It wasn’t long ago that many proclaimed the death of physical retail and the British high street at the hands of ecommerce, as shops saw profits slump while online sales grew. This view only includes half the picture, however – some brands are already shifting their focus away from pure play online strategies, and this year we’ve seen increased adoption of multichannel retail.
Even digital giant YouTube is at it. Having opened its first Creators Store in London last year, it’s taking the format international with spaces in New York, Singapore, Berlin and more besides.
This trend is due to the huge opportunities that multichannel retail holds for brands: as our recent “Peaks of shopping” report highlighted, brands which are willing to get physical can make meaningful connections with customers in-store that simply aren’t achievable online.
For the retail industry, the trend is encouraging not just because it demonstrates the value of a physical retail presence, but also because these new arrivals are bringing new thinking and innovation to traditional bricks and mortar.
But going omnichannel effectively isn’t a simple process, and brings several challenges for an entire business, from operations to branding.
What should potential pure play online converts do to change gears and make physical retail work for them? Here are the three crucial points to remember, before you take the plunge.
Don’t rush in
Amazon waited 22 years to dip a toe into bricks and mortar with its first Seattle book store. While you may not need to wait quite so long, it’s worth spending time mustering your resources.
Physical retail stores are not as lean as online-only operations and your cash flow can take a hit at the outset. Make sure you have the appropriate reserves, and a sustainable business plan in place before taking your business to the streets.
The other advantage to biding your time as an online-only retailer is that it enables you to build your brand, while keeping running costs as low as possible. Of course, you want to open a store that people will already know all about before it opens.
By successfully running an online-only store for some time you’ll have built a following and a reputation, which will pay dividends in awareness when you set up shop for the first time, as well as informing several key decisions which might make or break your first store.
Test and learn, then test again
A/B testing, supported by analytics tools, is integral to building and refining digital platforms, so it should already be a part of your pure play online retail strategy. However, the principle will also inform your transition to physical retail, by answering crucial questions about how your customers experience your store.
For instance: do visitors spend time browsing, or do they focus on a select few products? This insight alone will drastically shape the physical space and the products you put in to it. Further knowledge on most popular products, pricing, customer contact, etc, will further refine the store you choose to create.
However, physical retail is just as dynamic as online. Improving the shopper experience in-store requires a constant desire to test and learn with all aspects of the customer journey to understand potential pain points – including queues, store layout or even your payment methods.
Some of those pain points can be solved with inventory system which can handle both on and offline retail in real time, for accurate profiling and optimisation of stock. It means you won’t end up giving away stock at the till item that was sold online a second ago – which could otherwise deal a huge dent in your customer’s experience!

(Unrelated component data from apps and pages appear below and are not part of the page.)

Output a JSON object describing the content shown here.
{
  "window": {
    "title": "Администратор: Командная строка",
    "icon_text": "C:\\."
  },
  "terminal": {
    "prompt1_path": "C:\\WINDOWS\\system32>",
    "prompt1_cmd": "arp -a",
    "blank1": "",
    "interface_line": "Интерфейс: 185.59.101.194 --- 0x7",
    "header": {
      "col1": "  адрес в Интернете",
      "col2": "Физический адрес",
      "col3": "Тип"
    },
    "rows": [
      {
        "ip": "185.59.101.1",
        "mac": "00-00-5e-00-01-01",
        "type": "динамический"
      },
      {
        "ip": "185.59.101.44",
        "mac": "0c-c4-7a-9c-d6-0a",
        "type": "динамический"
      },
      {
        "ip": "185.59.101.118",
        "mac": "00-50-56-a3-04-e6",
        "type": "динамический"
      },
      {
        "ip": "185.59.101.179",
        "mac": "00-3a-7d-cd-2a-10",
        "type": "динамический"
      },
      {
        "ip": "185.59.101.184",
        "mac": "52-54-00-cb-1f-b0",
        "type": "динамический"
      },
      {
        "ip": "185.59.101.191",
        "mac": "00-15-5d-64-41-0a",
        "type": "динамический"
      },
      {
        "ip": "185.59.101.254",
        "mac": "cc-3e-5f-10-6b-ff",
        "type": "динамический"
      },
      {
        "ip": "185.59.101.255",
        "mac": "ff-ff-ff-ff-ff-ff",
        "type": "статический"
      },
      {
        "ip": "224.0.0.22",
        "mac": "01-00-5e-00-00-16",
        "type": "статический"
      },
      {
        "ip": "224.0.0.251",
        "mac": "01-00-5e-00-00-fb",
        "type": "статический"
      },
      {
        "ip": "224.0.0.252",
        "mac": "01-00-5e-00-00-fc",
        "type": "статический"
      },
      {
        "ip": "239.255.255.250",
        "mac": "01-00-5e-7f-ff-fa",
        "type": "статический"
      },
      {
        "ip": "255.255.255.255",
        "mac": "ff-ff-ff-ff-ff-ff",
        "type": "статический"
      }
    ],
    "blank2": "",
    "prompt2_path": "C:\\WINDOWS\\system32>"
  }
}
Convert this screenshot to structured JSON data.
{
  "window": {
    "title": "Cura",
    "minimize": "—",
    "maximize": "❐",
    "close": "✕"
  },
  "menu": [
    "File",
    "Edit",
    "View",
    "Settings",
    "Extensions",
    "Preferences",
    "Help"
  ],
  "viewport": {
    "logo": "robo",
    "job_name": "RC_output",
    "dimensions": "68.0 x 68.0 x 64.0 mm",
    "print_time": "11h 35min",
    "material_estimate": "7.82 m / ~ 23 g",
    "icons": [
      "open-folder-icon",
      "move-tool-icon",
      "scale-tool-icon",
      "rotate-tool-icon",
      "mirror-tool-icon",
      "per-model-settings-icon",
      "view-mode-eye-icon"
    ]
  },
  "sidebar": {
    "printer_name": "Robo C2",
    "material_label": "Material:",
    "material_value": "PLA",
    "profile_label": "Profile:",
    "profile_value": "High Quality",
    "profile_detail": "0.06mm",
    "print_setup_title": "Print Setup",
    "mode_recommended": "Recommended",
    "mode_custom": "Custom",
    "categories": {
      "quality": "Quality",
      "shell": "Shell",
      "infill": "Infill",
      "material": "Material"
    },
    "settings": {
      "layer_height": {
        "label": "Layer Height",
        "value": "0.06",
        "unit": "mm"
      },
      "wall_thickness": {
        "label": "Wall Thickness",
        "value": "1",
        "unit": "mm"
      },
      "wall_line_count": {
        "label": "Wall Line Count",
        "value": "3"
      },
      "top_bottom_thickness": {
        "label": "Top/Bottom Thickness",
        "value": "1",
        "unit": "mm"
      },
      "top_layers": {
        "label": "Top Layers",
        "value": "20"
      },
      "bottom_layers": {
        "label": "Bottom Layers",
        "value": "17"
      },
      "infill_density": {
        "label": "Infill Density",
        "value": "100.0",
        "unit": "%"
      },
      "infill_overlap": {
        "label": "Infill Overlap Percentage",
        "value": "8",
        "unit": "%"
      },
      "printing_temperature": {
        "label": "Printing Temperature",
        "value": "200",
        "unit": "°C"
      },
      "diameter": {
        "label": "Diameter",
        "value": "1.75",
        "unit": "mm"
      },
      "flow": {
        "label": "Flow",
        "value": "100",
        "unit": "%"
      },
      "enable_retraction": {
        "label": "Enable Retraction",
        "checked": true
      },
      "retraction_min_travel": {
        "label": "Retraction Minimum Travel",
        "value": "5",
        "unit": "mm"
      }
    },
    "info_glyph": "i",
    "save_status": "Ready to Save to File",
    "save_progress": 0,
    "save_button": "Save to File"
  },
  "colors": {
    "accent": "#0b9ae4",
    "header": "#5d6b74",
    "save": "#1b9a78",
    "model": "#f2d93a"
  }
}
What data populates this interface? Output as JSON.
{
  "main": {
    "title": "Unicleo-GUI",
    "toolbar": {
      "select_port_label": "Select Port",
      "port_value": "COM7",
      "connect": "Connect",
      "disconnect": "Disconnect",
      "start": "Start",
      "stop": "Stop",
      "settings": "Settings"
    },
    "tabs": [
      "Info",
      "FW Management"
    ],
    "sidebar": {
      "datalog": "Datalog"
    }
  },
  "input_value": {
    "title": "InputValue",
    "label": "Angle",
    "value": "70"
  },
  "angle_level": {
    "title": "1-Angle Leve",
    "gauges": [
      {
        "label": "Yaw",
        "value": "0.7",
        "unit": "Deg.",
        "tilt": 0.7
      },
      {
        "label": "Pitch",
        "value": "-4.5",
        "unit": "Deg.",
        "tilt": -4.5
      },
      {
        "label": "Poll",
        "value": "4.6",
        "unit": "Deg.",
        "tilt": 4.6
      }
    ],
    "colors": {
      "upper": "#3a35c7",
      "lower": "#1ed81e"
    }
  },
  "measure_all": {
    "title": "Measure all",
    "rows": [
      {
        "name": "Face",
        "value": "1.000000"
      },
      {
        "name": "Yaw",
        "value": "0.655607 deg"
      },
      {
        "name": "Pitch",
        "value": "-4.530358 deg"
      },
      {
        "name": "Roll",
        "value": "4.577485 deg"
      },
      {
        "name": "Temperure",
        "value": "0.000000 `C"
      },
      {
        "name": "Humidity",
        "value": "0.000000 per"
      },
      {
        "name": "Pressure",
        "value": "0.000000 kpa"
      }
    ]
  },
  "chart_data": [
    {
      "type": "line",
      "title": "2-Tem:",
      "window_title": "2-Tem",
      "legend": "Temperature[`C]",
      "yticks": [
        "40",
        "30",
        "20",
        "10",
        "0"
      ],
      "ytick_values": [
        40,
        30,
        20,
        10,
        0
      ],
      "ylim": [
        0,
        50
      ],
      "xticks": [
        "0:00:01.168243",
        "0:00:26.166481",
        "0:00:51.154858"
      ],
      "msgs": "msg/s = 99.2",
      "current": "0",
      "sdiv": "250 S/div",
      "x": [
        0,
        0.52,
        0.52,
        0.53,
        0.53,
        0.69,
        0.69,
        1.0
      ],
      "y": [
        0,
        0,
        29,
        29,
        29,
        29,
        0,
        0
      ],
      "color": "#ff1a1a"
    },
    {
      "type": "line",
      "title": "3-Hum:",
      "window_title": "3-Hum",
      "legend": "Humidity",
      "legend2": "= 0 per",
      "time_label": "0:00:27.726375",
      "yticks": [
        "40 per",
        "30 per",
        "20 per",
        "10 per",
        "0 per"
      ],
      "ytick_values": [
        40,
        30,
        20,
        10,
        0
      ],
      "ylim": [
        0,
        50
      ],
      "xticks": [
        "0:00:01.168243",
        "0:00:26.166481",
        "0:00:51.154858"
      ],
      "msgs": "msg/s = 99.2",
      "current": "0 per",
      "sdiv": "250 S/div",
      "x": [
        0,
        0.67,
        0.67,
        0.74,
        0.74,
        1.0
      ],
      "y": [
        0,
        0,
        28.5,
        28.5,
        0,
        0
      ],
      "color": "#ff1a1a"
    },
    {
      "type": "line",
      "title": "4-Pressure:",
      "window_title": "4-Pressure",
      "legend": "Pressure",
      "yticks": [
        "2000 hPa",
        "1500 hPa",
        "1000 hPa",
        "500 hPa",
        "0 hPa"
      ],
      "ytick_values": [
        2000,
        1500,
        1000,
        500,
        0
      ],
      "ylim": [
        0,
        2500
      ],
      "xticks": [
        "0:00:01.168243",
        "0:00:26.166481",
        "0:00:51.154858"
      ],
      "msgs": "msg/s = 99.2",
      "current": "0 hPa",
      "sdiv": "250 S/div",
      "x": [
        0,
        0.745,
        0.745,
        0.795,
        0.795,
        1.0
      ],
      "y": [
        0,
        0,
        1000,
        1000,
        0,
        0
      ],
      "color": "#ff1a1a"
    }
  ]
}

Get personal in the physical world
Of course, the end goal is to provide the best possible experience for your shoppers. The most powerful tool for physical retail is its immediacy and interactivity – making that work for you will turn your store into a destination for shoppers, not just a place to buy products.
Consider Apple, a brand which famously created a cool store to hang out in. Many proclaimed it a landmark for the industry but Apple has continued to innovate a user-centric approach.
The firm recently removed the “store” focus of their retail spaces, turning them into hubs for services and immersive events, expanding the remit of their Genius bar to include expert advice and creative workshops for art, music, photograph and more, all face-to-face.
Smaller online retailers have also turned a focus on personal experience. Bonobos’ Guide Shops are set up to provide a personal shopping experience, where a guide selects items for their customer to try and purchase in-store, but which are subsequently shipped for free.
Successfully marrying the best of online convenience with physical presence and personality makes Bonobos’ Guide Shops a strong template for any aspiring multi-channel retailer, including many of its much more established rivals.
You can’t underestimate the value of your staff to make this work. Emotional engagement is a key driver of in-store spending, as our recent “Peaks of Shopping” report highlighted. As online retailers know all too well, eCommerce provides convenience and simplicity. In-store is your chance to create an experience your customers won’t forget.
Jocelyn Deborne, executive producer at FITCH EMEA